Pastors from all 50 states and all major denominations, more than 300 in all, looked at, understood and made a public stand on what we learned. We also met with all elected members of Congress or their staff to ask that this disparity on how we treat some individuals as less than complete persons can be corrected.
As a pastor, I look to how Christ treated people that he came in contact with. The recorded encounters are with individuals that by today's standards would be considered outcasts of society. Christ treated each individual with respect and understanding. After all, all human beings have been created in the image of our creator. Because of this, no one should be treated as less than a complete person.
So, why is it, then, that we find it so easy to deny a large group of people equal rights because they happen to be members of the GLBT (gay, lesbian, bi-sexual and transgender) community? Some Christians will point out the passage in Leviticus as the reason.
This is all good and well, if we were still living under the law, but we are living in and saved by grace, through Christ's blood. So, my question is why are we still calling forth the laws of the Old Testament as the way we should live. If we say that one group of people falls short of meeting the law, then we all fall short of meeting the law. We need to keep all the laws and do so without any error. I don't see anyone doing this. Both Christ and Paul in his writings, make it clear that the law is to show us our faults and point us to the grace that is ours through Christ.
In one account with the Pharisees, he told them, "He who is sinless can cast the first stone." Christ also told the Pharisees at another time to remove the log from their eye before talking about the splinter in someone else's eye. We are far too quick to throw the first stone and point out the splinter in someone's eye, without taking care of our own lives.
Some years ago, there was a movement that used, W.W.J.D. (What Would Jesus Do?). Since Jesus is my savior, mentor, and role model, I try to show grace and respect to everyone I meet. I also know that I fall short in doing this all the time. I am far from perfect.
I would like to meet some of these perfect people who feel it is their right and self-appointed calling to deny equal treatment to some people. Christ's teachings call for, and the Bill of Rights proclaims, that each person is granted the right to freedom, protection and happiness. No one should live in fear of losing their job or being unable to rent or buy a house because they happen to be part of the GLBT community. What a sad statement about our society.

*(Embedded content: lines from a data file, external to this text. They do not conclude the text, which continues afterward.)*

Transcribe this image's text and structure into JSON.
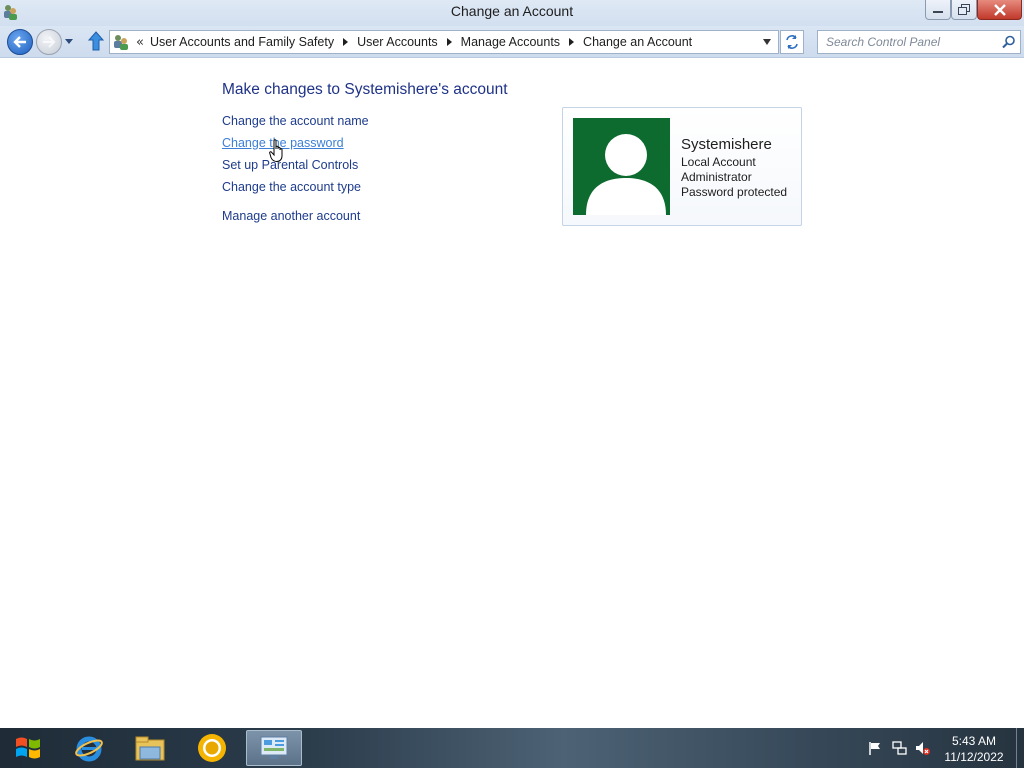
{
  "window": {
    "title": "Change an Account"
  },
  "address_bar": {
    "overflow_chevron": "«",
    "breadcrumbs": [
      "User Accounts and Family Safety",
      "User Accounts",
      "Manage Accounts",
      "Change an Account"
    ]
  },
  "search": {
    "placeholder": "Search Control Panel"
  },
  "main": {
    "heading": "Make changes to Systemishere's account",
    "tasks": [
      {
        "label": "Change the account name"
      },
      {
        "label": "Change the password"
      },
      {
        "label": "Set up Parental Controls"
      },
      {
        "label": "Change the account type"
      },
      {
        "label": "Manage another account"
      }
    ]
  },
  "account_card": {
    "name": "Systemishere",
    "type": "Local Account",
    "role": "Administrator",
    "status": "Password protected",
    "avatar_color": "#0e6b2f"
  },
  "taskbar": {
    "items": [
      "start-icon",
      "internet-explorer-icon",
      "file-explorer-icon",
      "chrome-icon",
      "control-panel-icon"
    ],
    "tray": [
      "action-center-flag-icon",
      "network-icon",
      "volume-muted-icon"
    ],
    "time": "5:43 AM",
    "date": "11/12/2022"
  },
  "colors": {
    "link": "#1e3c8c",
    "link_hover": "#3c7fd6",
    "heading": "#1e3287"
  }
}
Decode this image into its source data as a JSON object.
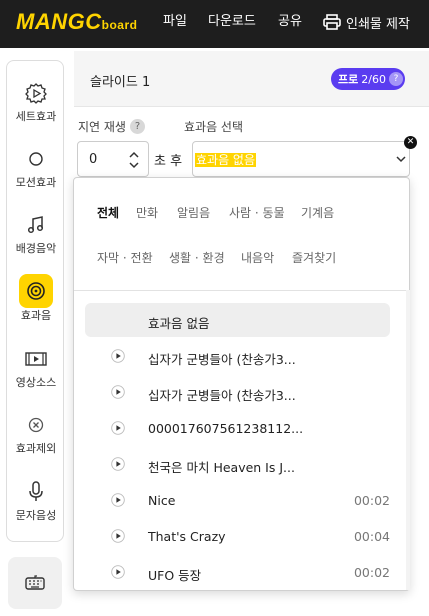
{
  "header": {
    "logo_main": "MANGC",
    "logo_sub": "board",
    "nav": [
      "파일",
      "다운로드",
      "공유"
    ],
    "print_label": "인쇄물 제작"
  },
  "sidebar": {
    "items": [
      {
        "label": "세트효과",
        "icon": "set-effect-icon"
      },
      {
        "label": "모션효과",
        "icon": "motion-effect-icon"
      },
      {
        "label": "배경음악",
        "icon": "music-note-icon"
      },
      {
        "label": "효과음",
        "icon": "sound-effect-icon",
        "active": true
      },
      {
        "label": "영상소스",
        "icon": "video-source-icon"
      },
      {
        "label": "효과제외",
        "icon": "exclude-effect-icon"
      },
      {
        "label": "문자음성",
        "icon": "microphone-icon"
      }
    ],
    "bottom_icon": "keyboard-icon"
  },
  "panel": {
    "slide_title": "슬라이드 1",
    "pro_label": "프로",
    "pro_count": "2/60",
    "pro_help": "?",
    "delay_label": "지연 재생",
    "delay_help": "?",
    "delay_value": "0",
    "delay_unit": "초 후",
    "sound_select_label": "효과음 선택",
    "sound_selected": "효과음 없음"
  },
  "dropdown": {
    "categories_row1": [
      "전체",
      "만화",
      "알림음",
      "사람 · 동물",
      "기계음"
    ],
    "categories_row2": [
      "자막 · 전환",
      "생활 · 환경",
      "내음악",
      "즐겨찾기"
    ],
    "active_category": "전체",
    "items": [
      {
        "name": "효과음 없음",
        "duration": "",
        "selected": true,
        "play": false
      },
      {
        "name": "십자가 군병들아 (찬송가3...",
        "duration": "",
        "play": true
      },
      {
        "name": "십자가 군병들아 (찬송가3...",
        "duration": "",
        "play": true
      },
      {
        "name": "000017607561238112...",
        "duration": "",
        "play": true
      },
      {
        "name": "천국은 마치 Heaven Is J...",
        "duration": "",
        "play": true
      },
      {
        "name": "Nice",
        "duration": "00:02",
        "play": true
      },
      {
        "name": "That's Crazy",
        "duration": "00:04",
        "play": true
      },
      {
        "name": "UFO 등장",
        "duration": "00:02",
        "play": true
      }
    ]
  },
  "colors": {
    "topbar": "#1e1e1e",
    "brand_yellow": "#ffd400",
    "pro_purple": "#5a3cf0"
  }
}
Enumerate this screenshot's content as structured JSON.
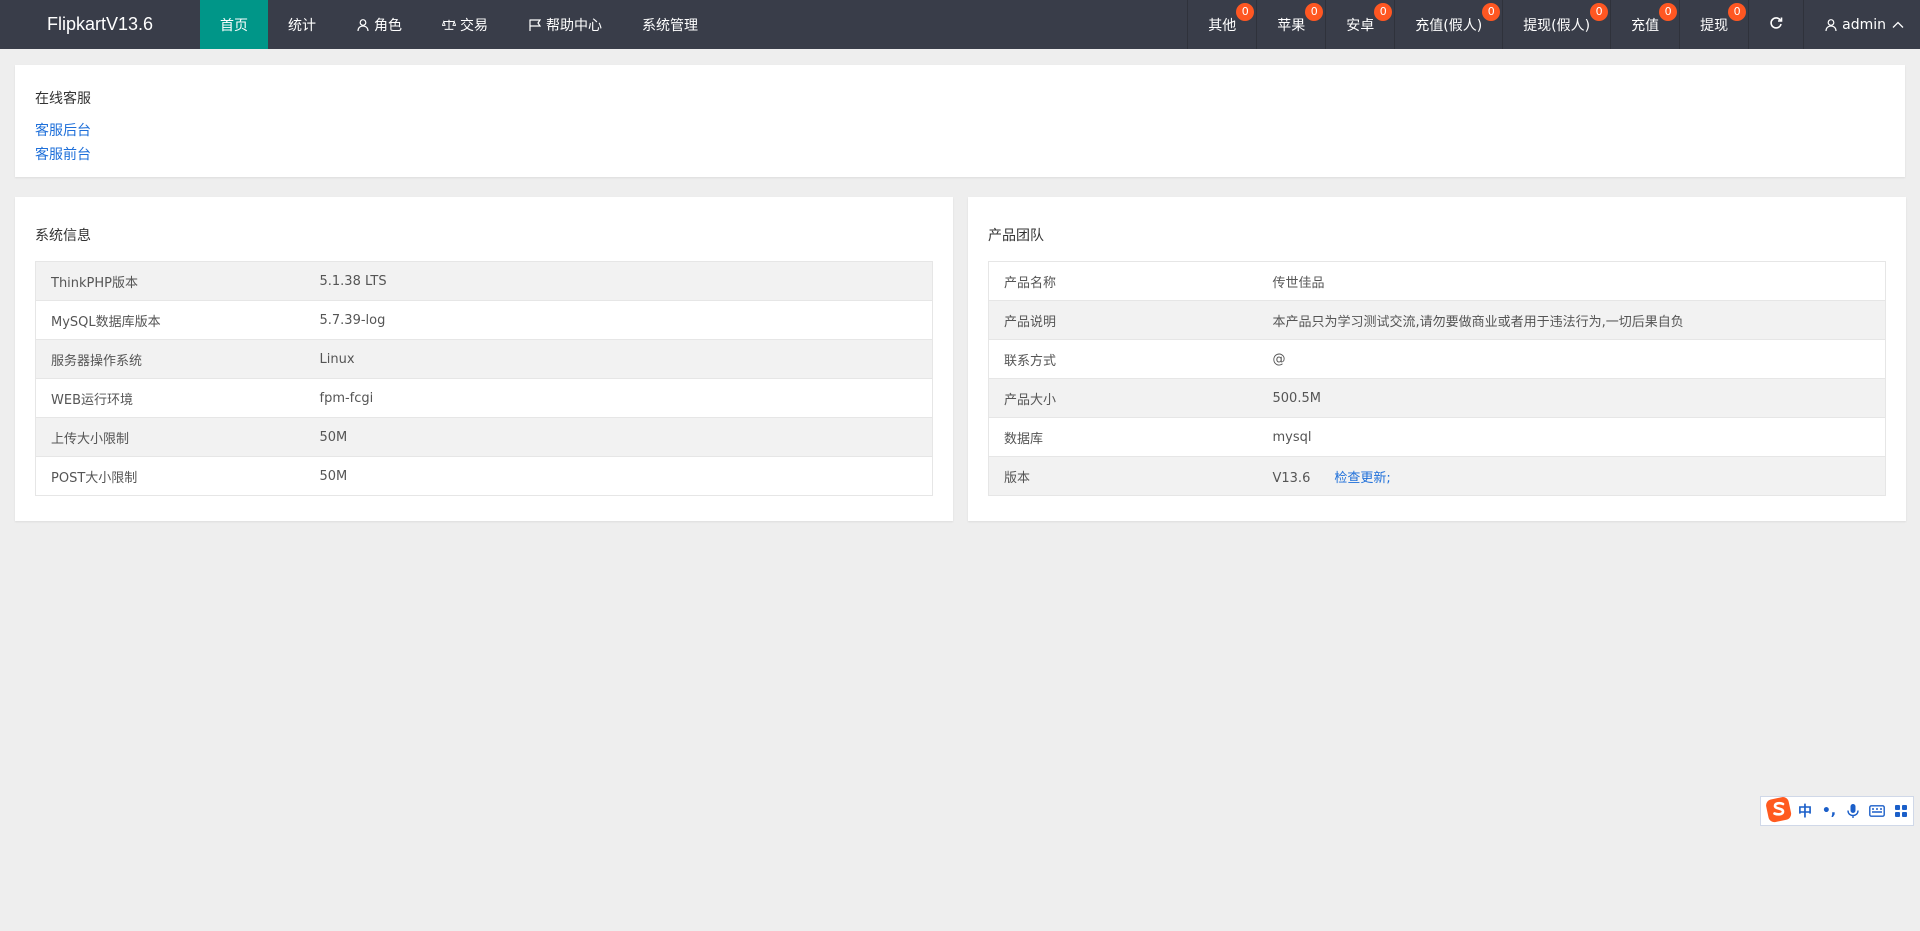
{
  "header": {
    "logo": "FlipkartV13.6",
    "nav": [
      {
        "label": "首页",
        "icon": "none"
      },
      {
        "label": "统计",
        "icon": "none"
      },
      {
        "label": "角色",
        "icon": "user-icon"
      },
      {
        "label": "交易",
        "icon": "scale-icon"
      },
      {
        "label": "帮助中心",
        "icon": "flag-icon"
      },
      {
        "label": "系统管理",
        "icon": "none"
      }
    ],
    "right": [
      {
        "label": "其他",
        "badge": "0"
      },
      {
        "label": "苹果",
        "badge": "0"
      },
      {
        "label": "安卓",
        "badge": "0"
      },
      {
        "label": "充值(假人)",
        "badge": "0"
      },
      {
        "label": "提现(假人)",
        "badge": "0"
      },
      {
        "label": "充值",
        "badge": "0"
      },
      {
        "label": "提现",
        "badge": "0"
      }
    ],
    "user": "admin"
  },
  "service": {
    "title": "在线客服",
    "link_backend": "客服后台",
    "link_frontend": "客服前台"
  },
  "system": {
    "title": "系统信息",
    "rows": [
      {
        "key": "ThinkPHP版本",
        "value": "5.1.38 LTS"
      },
      {
        "key": "MySQL数据库版本",
        "value": "5.7.39-log"
      },
      {
        "key": "服务器操作系统",
        "value": "Linux"
      },
      {
        "key": "WEB运行环境",
        "value": "fpm-fcgi"
      },
      {
        "key": "上传大小限制",
        "value": "50M"
      },
      {
        "key": "POST大小限制",
        "value": "50M"
      }
    ]
  },
  "product": {
    "title": "产品团队",
    "rows": [
      {
        "key": "产品名称",
        "value": "传世佳品"
      },
      {
        "key": "产品说明",
        "value": "本产品只为学习测试交流,请勿要做商业或者用于违法行为,一切后果自负"
      },
      {
        "key": "联系方式",
        "value": "@"
      },
      {
        "key": "产品大小",
        "value": "500.5M"
      },
      {
        "key": "数据库",
        "value": "mysql"
      },
      {
        "key": "版本",
        "value": "V13.6"
      }
    ],
    "update_label": "检查更新;"
  },
  "ime": {
    "mode": "中",
    "punct": "•,"
  },
  "colors": {
    "header_bg": "#393d49",
    "active_nav": "#009688",
    "badge": "#ff5722",
    "link": "#1e6fd9"
  }
}
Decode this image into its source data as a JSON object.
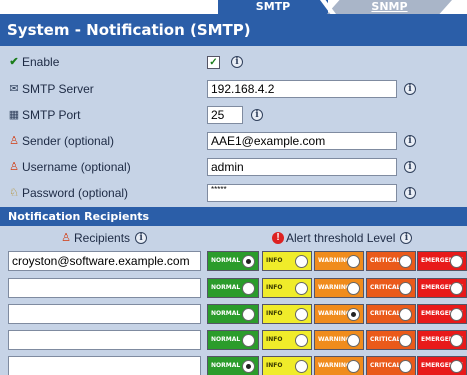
{
  "tabs": [
    {
      "label": "SMTP",
      "active": true
    },
    {
      "label": "SNMP",
      "active": false
    }
  ],
  "page_title": "System - Notification (SMTP)",
  "form": {
    "enable": {
      "label": "Enable",
      "checked": true
    },
    "smtp_server": {
      "label": "SMTP Server",
      "value": "192.168.4.2"
    },
    "smtp_port": {
      "label": "SMTP Port",
      "value": "25"
    },
    "sender": {
      "label": "Sender (optional)",
      "value": "AAE1@example.com"
    },
    "username": {
      "label": "Username (optional)",
      "value": "admin"
    },
    "password": {
      "label": "Password (optional)",
      "value": "*****"
    }
  },
  "recipients_section": {
    "title": "Notification Recipients",
    "col_recipients": "Recipients",
    "col_alert": "Alert threshold Level",
    "levels": [
      "NORMAL",
      "INFO",
      "WARNING",
      "CRITICAL",
      "EMERGENCY"
    ],
    "rows": [
      {
        "email": "croyston@software.example.com",
        "selected": "NORMAL"
      },
      {
        "email": "",
        "selected": ""
      },
      {
        "email": "",
        "selected": "WARNING"
      },
      {
        "email": "",
        "selected": ""
      },
      {
        "email": "",
        "selected": "NORMAL"
      }
    ]
  },
  "colors": {
    "brand_blue": "#2b5ea8",
    "background": "#c6d3e6",
    "normal": "#2b9c2b",
    "info": "#f0ec2a",
    "warning": "#f08c1c",
    "critical": "#ea5a1a",
    "emergency": "#e81a1a"
  },
  "icons": {
    "enable": "checkmark-icon",
    "smtp_server": "envelope-icon",
    "smtp_port": "grid-icon",
    "sender": "user-icon",
    "username": "user-icon",
    "password": "lock-user-icon",
    "alert": "alert-icon",
    "info": "info-icon"
  }
}
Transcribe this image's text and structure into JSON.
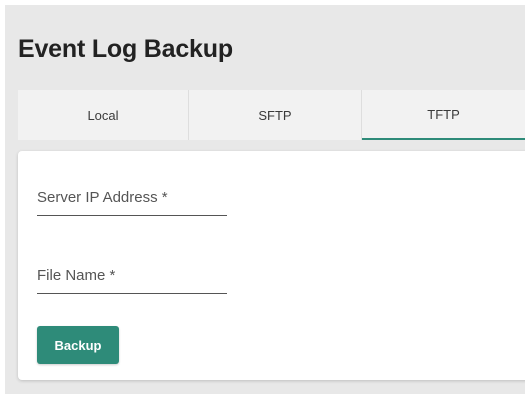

It is not a matter of, if I make an error, I know I shall. But, I want to make sure that error is because I am trying to follow my wonderful mentor who has shown me grace and loving kindness.
I ask, no I pray, that all who read this will take a real inventory of all that they do, their heart and soul, and see whether all their actions are truly in line with the teachings of Jesus Christ, or are they walking to a different drum beat?
I and other pastors in Sioux Falls would like see and encourage a sane dialog in this area. We feel it is possible. We don't need finger pointing and yelling but God's grace in all we do.
In closing, I encourage all of you to prayerfully read Romans chapter two, to get a deeper understanding of God's unending grace.